33 1/3 are a wonderful imprint of books. The premise is – each little pocket size book is about a single famous album. The full list is very diverse ranging from Dusty Springfield to industrial legends Throbbing Gristle to the Super Mario Bros soundtrack. The issue, however, with each album being a different beast, and each book by a different author that the quality can vary hugely, as can the format of the books – the PJ Harvey book, for example, was less a critical music book and instead viewed the album through short stories. Most however are music journalism.
This book, by Marc Weidenbaum, however fails to capture the record for me. It didn’t really illuminate for me one of my favourite records (and certainly my favourite going to sleep record), didn’t put forth any new tidbits really, bar an interview with the guy who named the famously unnamed tracks.
I don’t know – the book just didn’t gel. While it picked up later, the first lengthy chapter discusses other critics who maintain that the album is beatless despite Weidenbaum asserting that it isn’t, or is, honestly I’m not quite sure (for the record: it isn’t beatless, there are beats, and it is an ambient record, these things can co-exist!). However having such an in-depth, and some may say pointless argument heading the book left me a little exhausted. The expected interviews crop up but nothing in this book extended my reach of the album. Now, I understand that this is a difficult album to talk about BUT I didn’t decide to write a book about it. A missed opportunity.

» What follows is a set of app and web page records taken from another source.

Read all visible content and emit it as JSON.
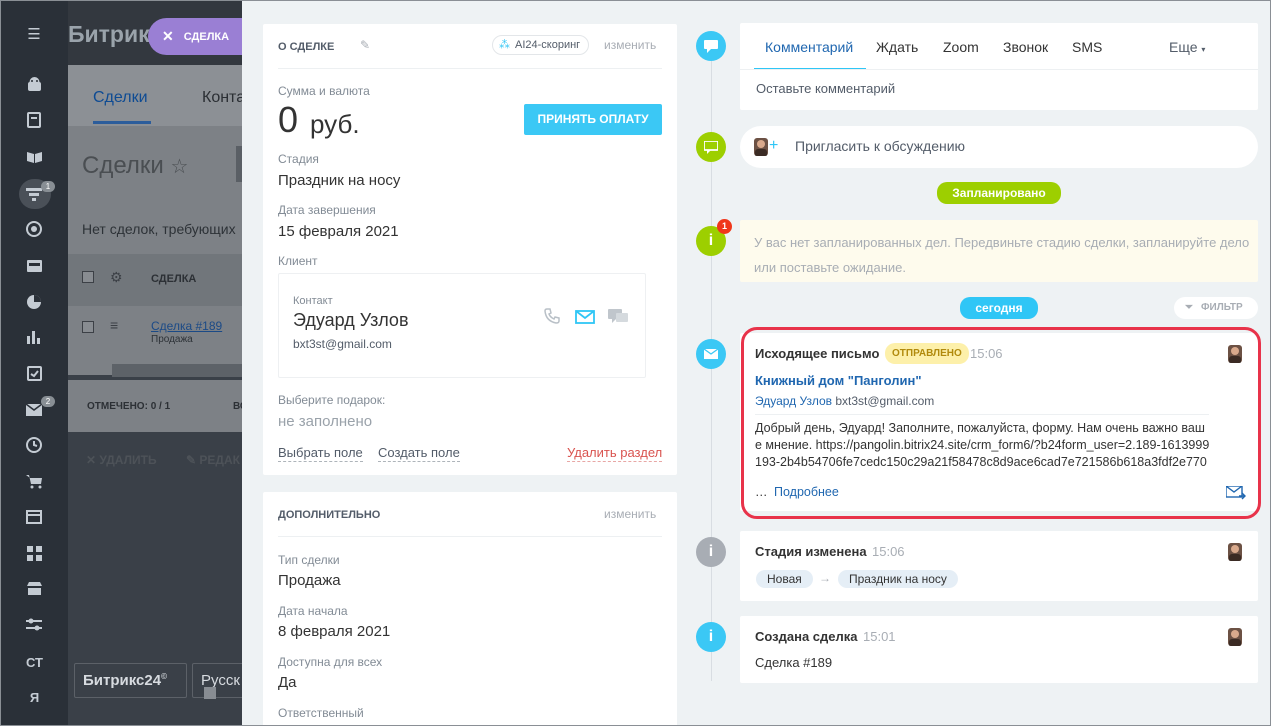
{
  "rail": {
    "badges": [
      "1",
      "2"
    ],
    "bottom": [
      "СТ",
      "Я"
    ]
  },
  "background": {
    "title": "Битрик",
    "tabs": [
      "Сделки",
      "Конта"
    ],
    "heading": "Сделки",
    "note": "Нет сделок, требующих",
    "table": {
      "col_deal": "СДЕЛКА",
      "deal_link": "Сделка #189",
      "deal_sub": "Продажа"
    },
    "marked": "ОТМЕЧЕНО: 0 / 1",
    "marked2": "ВС",
    "actions": {
      "delete": "УДАЛИТЬ",
      "edit": "РЕДАК"
    },
    "footer": {
      "brand": "Битрикс24",
      "brand_mark": "©",
      "lang": "Русск"
    }
  },
  "close_pill": {
    "label": "СДЕЛКА"
  },
  "about": {
    "title": "О СДЕЛКЕ",
    "scoring": "AI24-скоринг",
    "edit": "изменить",
    "amount_label": "Сумма и валюта",
    "amount_value": "0",
    "amount_currency": "руб.",
    "pay_button": "ПРИНЯТЬ ОПЛАТУ",
    "stage_label": "Стадия",
    "stage_value": "Праздник на носу",
    "close_date_label": "Дата завершения",
    "close_date_value": "15 февраля 2021",
    "client_label": "Клиент",
    "contact": {
      "label": "Контакт",
      "name": "Эдуард Узлов",
      "email": "bxt3st@gmail.com"
    },
    "gift_label": "Выберите подарок:",
    "gift_value": "не заполнено",
    "select_field": "Выбрать поле",
    "create_field": "Создать поле",
    "delete_section": "Удалить раздел"
  },
  "extra": {
    "title": "ДОПОЛНИТЕЛЬНО",
    "edit": "изменить",
    "type_label": "Тип сделки",
    "type_value": "Продажа",
    "start_label": "Дата начала",
    "start_value": "8 февраля 2021",
    "access_label": "Доступна для всех",
    "access_value": "Да",
    "resp_label": "Ответственный"
  },
  "composer": {
    "tabs": [
      "Комментарий",
      "Ждать",
      "Zoom",
      "Звонок",
      "SMS"
    ],
    "more": "Еще",
    "placeholder": "Оставьте комментарий"
  },
  "invite": {
    "label": "Пригласить к обсуждению"
  },
  "planned": {
    "badge": "Запланировано",
    "count": "1",
    "text": "У вас нет запланированных дел. Передвиньте стадию сделки, запланируйте дело или поставьте ожидание."
  },
  "today": {
    "badge": "сегодня",
    "filter": "ФИЛЬТР"
  },
  "email": {
    "title": "Исходящее письмо",
    "status": "ОТПРАВЛЕНО",
    "time": "15:06",
    "subject": "Книжный дом \"Панголин\"",
    "from_name": "Эдуард Узлов",
    "from_email": "bxt3st@gmail.com",
    "body": "Добрый день, Эдуард! Заполните, пожалуйста, форму. Нам очень важно ваше мнение. https://pangolin.bitrix24.site/crm_form6/?b24form_user=2.189-1613999193-2b4b54706fe7cedc150c29a21f58478c8d9ace6cad7e721586b618a3fdf2e770",
    "ellipsis": "…",
    "more": "Подробнее"
  },
  "stage_change": {
    "title": "Стадия изменена",
    "time": "15:06",
    "from": "Новая",
    "to": "Праздник на носу"
  },
  "created": {
    "title": "Создана сделка",
    "time": "15:01",
    "text": "Сделка #189"
  }
}
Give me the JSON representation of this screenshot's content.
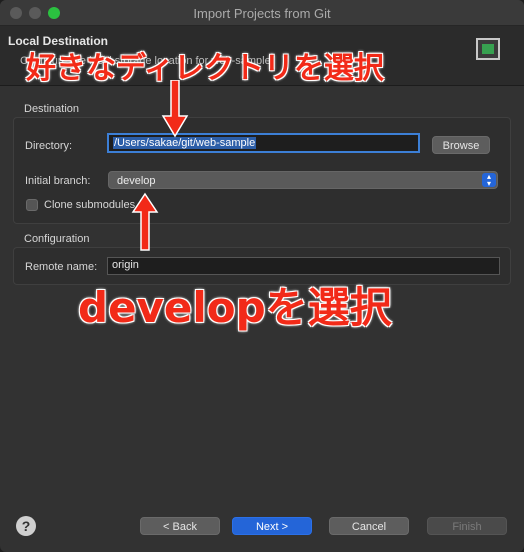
{
  "window": {
    "title": "Import Projects from Git"
  },
  "header": {
    "title": "Local Destination",
    "description": "Configure the local storage location for web-sample."
  },
  "annotations": {
    "top_text": "好きなディレクトリを選択",
    "mid_text": "developを選択"
  },
  "destination": {
    "group_label": "Destination",
    "directory_label": "Directory:",
    "directory_value": "/Users/sakae/git/web-sample",
    "browse_label": "Browse",
    "branch_label": "Initial branch:",
    "branch_value": "develop",
    "clone_submodules_label": "Clone submodules"
  },
  "configuration": {
    "group_label": "Configuration",
    "remote_label": "Remote name:",
    "remote_value": "origin"
  },
  "footer": {
    "back_label": "< Back",
    "next_label": "Next >",
    "cancel_label": "Cancel",
    "finish_label": "Finish",
    "help_glyph": "?"
  },
  "colors": {
    "accent": "#2465d8",
    "annotation": "#f22a18"
  }
}
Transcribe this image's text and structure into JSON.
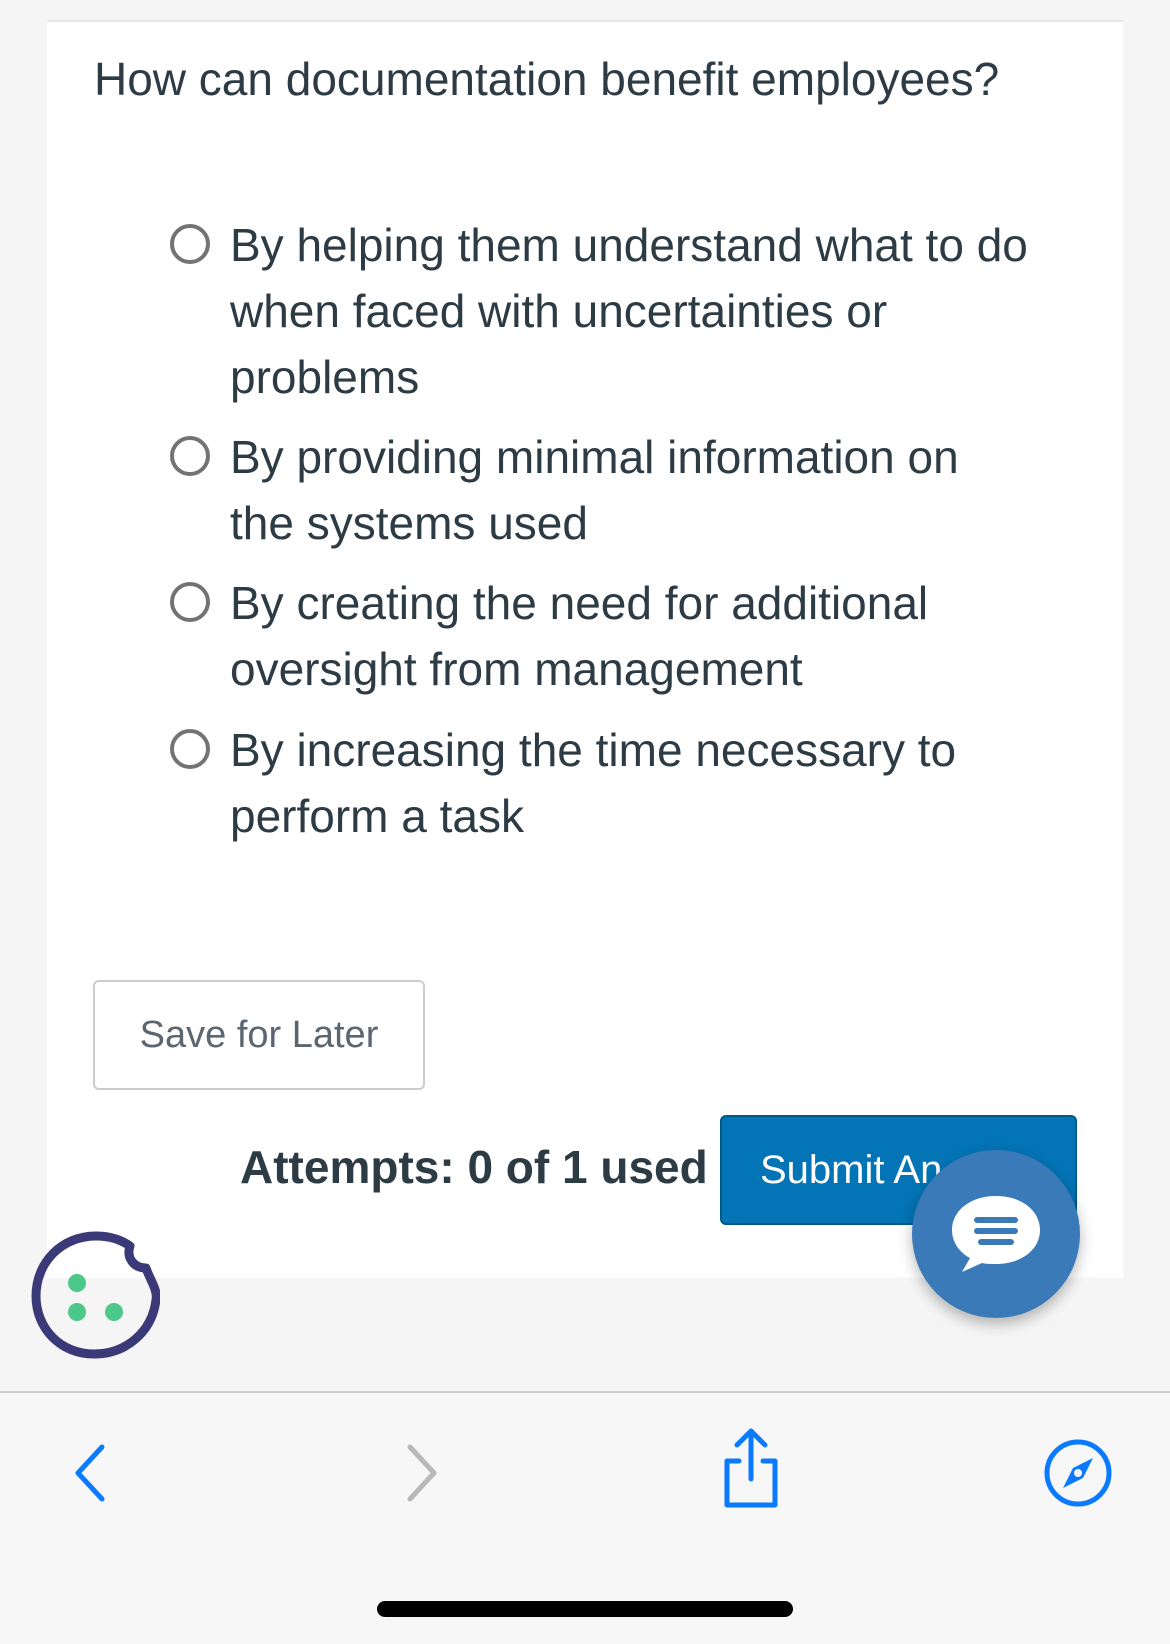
{
  "question": {
    "text": "How can documentation benefit employees?"
  },
  "options": [
    {
      "label": "By helping them understand what to do when faced with uncertainties or problems",
      "selected": false
    },
    {
      "label": "By providing minimal information on the systems used",
      "selected": false
    },
    {
      "label": "By creating the need for additional oversight from management",
      "selected": false
    },
    {
      "label": "By increasing the time necessary to perform a task",
      "selected": false
    }
  ],
  "actions": {
    "save_label": "Save for Later",
    "attempts_text": "Attempts: 0 of 1 used",
    "submit_label": "Submit An"
  },
  "icons": {
    "chat": "chat-bubble-icon",
    "cookie": "cookie-icon",
    "back": "chevron-left-icon",
    "forward": "chevron-right-icon",
    "share": "share-icon",
    "browser": "compass-icon"
  },
  "colors": {
    "submit": "#0374b5",
    "chat_button": "#3a7ab8",
    "toolbar_accent": "#0a7aff",
    "cookie_outline": "#3b3a78",
    "cookie_dots": "#4cc98a",
    "text": "#2d3b45"
  }
}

You can reserve a copy of this book at South Dublin Libraries’ catalogue here.
[However, I still love 33 1/3 and would recommend these:
#15 – Radiohead’s OK Computer
#36 – My Bloody Valentine’s Loveless
#54 – Throbbing Gristle’s 20 Jazz Funk Greats
Next up on my list to read is #120 – Angelo Badalamenti’s Soundtrack from Twin Peaks – I’ll let ye know how I get on!]